* WHAT YOU HAVE TO DO
Print all the records below, word for word and in full.

[[ EXCERPTED RECORDS, beginning ]]

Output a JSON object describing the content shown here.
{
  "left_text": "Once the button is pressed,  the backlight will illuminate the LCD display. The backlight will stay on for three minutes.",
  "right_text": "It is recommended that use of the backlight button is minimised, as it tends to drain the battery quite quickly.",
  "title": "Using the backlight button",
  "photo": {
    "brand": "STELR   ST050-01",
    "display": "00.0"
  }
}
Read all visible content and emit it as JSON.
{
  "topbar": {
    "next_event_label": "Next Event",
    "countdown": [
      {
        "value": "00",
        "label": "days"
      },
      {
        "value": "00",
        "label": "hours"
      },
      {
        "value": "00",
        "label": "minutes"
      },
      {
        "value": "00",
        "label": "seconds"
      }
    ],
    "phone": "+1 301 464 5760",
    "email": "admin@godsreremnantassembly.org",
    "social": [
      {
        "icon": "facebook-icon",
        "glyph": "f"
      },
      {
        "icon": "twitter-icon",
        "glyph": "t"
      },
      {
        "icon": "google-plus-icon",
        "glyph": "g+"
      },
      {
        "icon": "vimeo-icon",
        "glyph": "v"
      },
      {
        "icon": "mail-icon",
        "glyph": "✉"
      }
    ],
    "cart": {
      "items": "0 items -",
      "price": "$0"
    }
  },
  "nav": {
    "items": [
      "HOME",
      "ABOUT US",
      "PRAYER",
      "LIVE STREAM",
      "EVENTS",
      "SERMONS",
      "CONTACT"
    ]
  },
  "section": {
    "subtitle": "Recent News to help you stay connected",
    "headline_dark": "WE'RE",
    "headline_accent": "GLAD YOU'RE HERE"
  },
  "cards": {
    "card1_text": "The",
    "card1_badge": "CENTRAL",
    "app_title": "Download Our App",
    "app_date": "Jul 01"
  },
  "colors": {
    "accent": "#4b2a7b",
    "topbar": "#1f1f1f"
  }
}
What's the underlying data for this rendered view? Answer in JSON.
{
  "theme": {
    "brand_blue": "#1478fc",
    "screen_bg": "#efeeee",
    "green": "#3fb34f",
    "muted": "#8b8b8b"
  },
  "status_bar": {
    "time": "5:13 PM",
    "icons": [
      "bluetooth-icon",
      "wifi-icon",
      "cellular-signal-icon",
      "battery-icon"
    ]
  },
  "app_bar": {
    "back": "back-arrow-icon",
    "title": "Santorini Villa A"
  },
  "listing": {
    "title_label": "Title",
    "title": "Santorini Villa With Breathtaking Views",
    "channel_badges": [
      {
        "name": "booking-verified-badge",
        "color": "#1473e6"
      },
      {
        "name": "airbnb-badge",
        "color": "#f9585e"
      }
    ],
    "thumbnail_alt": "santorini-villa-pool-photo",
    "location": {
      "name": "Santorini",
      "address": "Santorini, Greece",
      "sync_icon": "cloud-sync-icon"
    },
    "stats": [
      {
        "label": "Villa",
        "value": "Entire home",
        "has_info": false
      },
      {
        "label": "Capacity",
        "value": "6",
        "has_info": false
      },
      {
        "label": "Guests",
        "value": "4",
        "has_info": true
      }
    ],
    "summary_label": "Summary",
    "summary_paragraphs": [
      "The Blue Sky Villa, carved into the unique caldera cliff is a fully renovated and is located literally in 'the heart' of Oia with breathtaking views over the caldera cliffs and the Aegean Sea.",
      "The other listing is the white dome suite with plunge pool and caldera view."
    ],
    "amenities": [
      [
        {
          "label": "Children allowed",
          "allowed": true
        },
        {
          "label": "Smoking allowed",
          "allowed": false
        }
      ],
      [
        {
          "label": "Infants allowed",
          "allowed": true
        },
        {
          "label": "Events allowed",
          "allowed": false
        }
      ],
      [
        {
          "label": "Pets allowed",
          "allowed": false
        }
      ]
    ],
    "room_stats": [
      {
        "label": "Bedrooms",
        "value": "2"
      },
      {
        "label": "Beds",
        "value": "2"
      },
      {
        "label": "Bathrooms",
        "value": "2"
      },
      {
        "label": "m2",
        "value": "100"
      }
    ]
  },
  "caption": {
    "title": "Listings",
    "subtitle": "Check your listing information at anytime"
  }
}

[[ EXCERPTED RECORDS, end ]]

* RESULT BELOW
Output a JSON object describing the content shown here.
{
  "left_text": "Once the button is pressed,  the backlight will illuminate the LCD display. The backlight will stay on for three minutes.",
  "right_text": "It is recommended that use of the backlight button is minimised, as it tends to drain the battery quite quickly.",
  "title": "Using the backlight button",
  "photo": {
    "brand": "STELR   ST050-01",
    "display": "00.0"
  }
}
Read all visible content and emit it as JSON.
{
  "topbar": {
    "next_event_label": "Next Event",
    "countdown": [
      {
        "value": "00",
        "label": "days"
      },
      {
        "value": "00",
        "label": "hours"
      },
      {
        "value": "00",
        "label": "minutes"
      },
      {
        "value": "00",
        "label": "seconds"
      }
    ],
    "phone": "+1 301 464 5760",
    "email": "admin@godsreremnantassembly.org",
    "social": [
      {
        "icon": "facebook-icon",
        "glyph": "f"
      },
      {
        "icon": "twitter-icon",
        "glyph": "t"
      },
      {
        "icon": "google-plus-icon",
        "glyph": "g+"
      },
      {
        "icon": "vimeo-icon",
        "glyph": "v"
      },
      {
        "icon": "mail-icon",
        "glyph": "✉"
      }
    ],
    "cart": {
      "items": "0 items -",
      "price": "$0"
    }
  },
  "nav": {
    "items": [
      "HOME",
      "ABOUT US",
      "PRAYER",
      "LIVE STREAM",
      "EVENTS",
      "SERMONS",
      "CONTACT"
    ]
  },
  "section": {
    "subtitle": "Recent News to help you stay connected",
    "headline_dark": "WE'RE",
    "headline_accent": "GLAD YOU'RE HERE"
  },
  "cards": {
    "card1_text": "The",
    "card1_badge": "CENTRAL",
    "app_title": "Download Our App",
    "app_date": "Jul 01"
  },
  "colors": {
    "accent": "#4b2a7b",
    "topbar": "#1f1f1f"
  }
}
What's the underlying data for this rendered view? Answer in JSON.
{
  "theme": {
    "brand_blue": "#1478fc",
    "screen_bg": "#efeeee",
    "green": "#3fb34f",
    "muted": "#8b8b8b"
  },
  "status_bar": {
    "time": "5:13 PM",
    "icons": [
      "bluetooth-icon",
      "wifi-icon",
      "cellular-signal-icon",
      "battery-icon"
    ]
  },
  "app_bar": {
    "back": "back-arrow-icon",
    "title": "Santorini Villa A"
  },
  "listing": {
    "title_label": "Title",
    "title": "Santorini Villa With Breathtaking Views",
    "channel_badges": [
      {
        "name": "booking-verified-badge",
        "color": "#1473e6"
      },
      {
        "name": "airbnb-badge",
        "color": "#f9585e"
      }
    ],
    "thumbnail_alt": "santorini-villa-pool-photo",
    "location": {
      "name": "Santorini",
      "address": "Santorini, Greece",
      "sync_icon": "cloud-sync-icon"
    },
    "stats": [
      {
        "label": "Villa",
        "value": "Entire home",
        "has_info": false
      },
      {
        "label": "Capacity",
        "value": "6",
        "has_info": false
      },
      {
        "label": "Guests",
        "value": "4",
        "has_info": true
      }
    ],
    "summary_label": "Summary",
    "summary_paragraphs": [
      "The Blue Sky Villa, carved into the unique caldera cliff is a fully renovated and is located literally in 'the heart' of Oia with breathtaking views over the caldera cliffs and the Aegean Sea.",
      "The other listing is the white dome suite with plunge pool and caldera view."
    ],
    "amenities": [
      [
        {
          "label": "Children allowed",
          "allowed": true
        },
        {
          "label": "Smoking allowed",
          "allowed": false
        }
      ],
      [
        {
          "label": "Infants allowed",
          "allowed": true
        },
        {
          "label": "Events allowed",
          "allowed": false
        }
      ],
      [
        {
          "label": "Pets allowed",
          "allowed": false
        }
      ]
    ],
    "room_stats": [
      {
        "label": "Bedrooms",
        "value": "2"
      },
      {
        "label": "Beds",
        "value": "2"
      },
      {
        "label": "Bathrooms",
        "value": "2"
      },
      {
        "label": "m2",
        "value": "100"
      }
    ]
  },
  "caption": {
    "title": "Listings",
    "subtitle": "Check your listing information at anytime"
  }
}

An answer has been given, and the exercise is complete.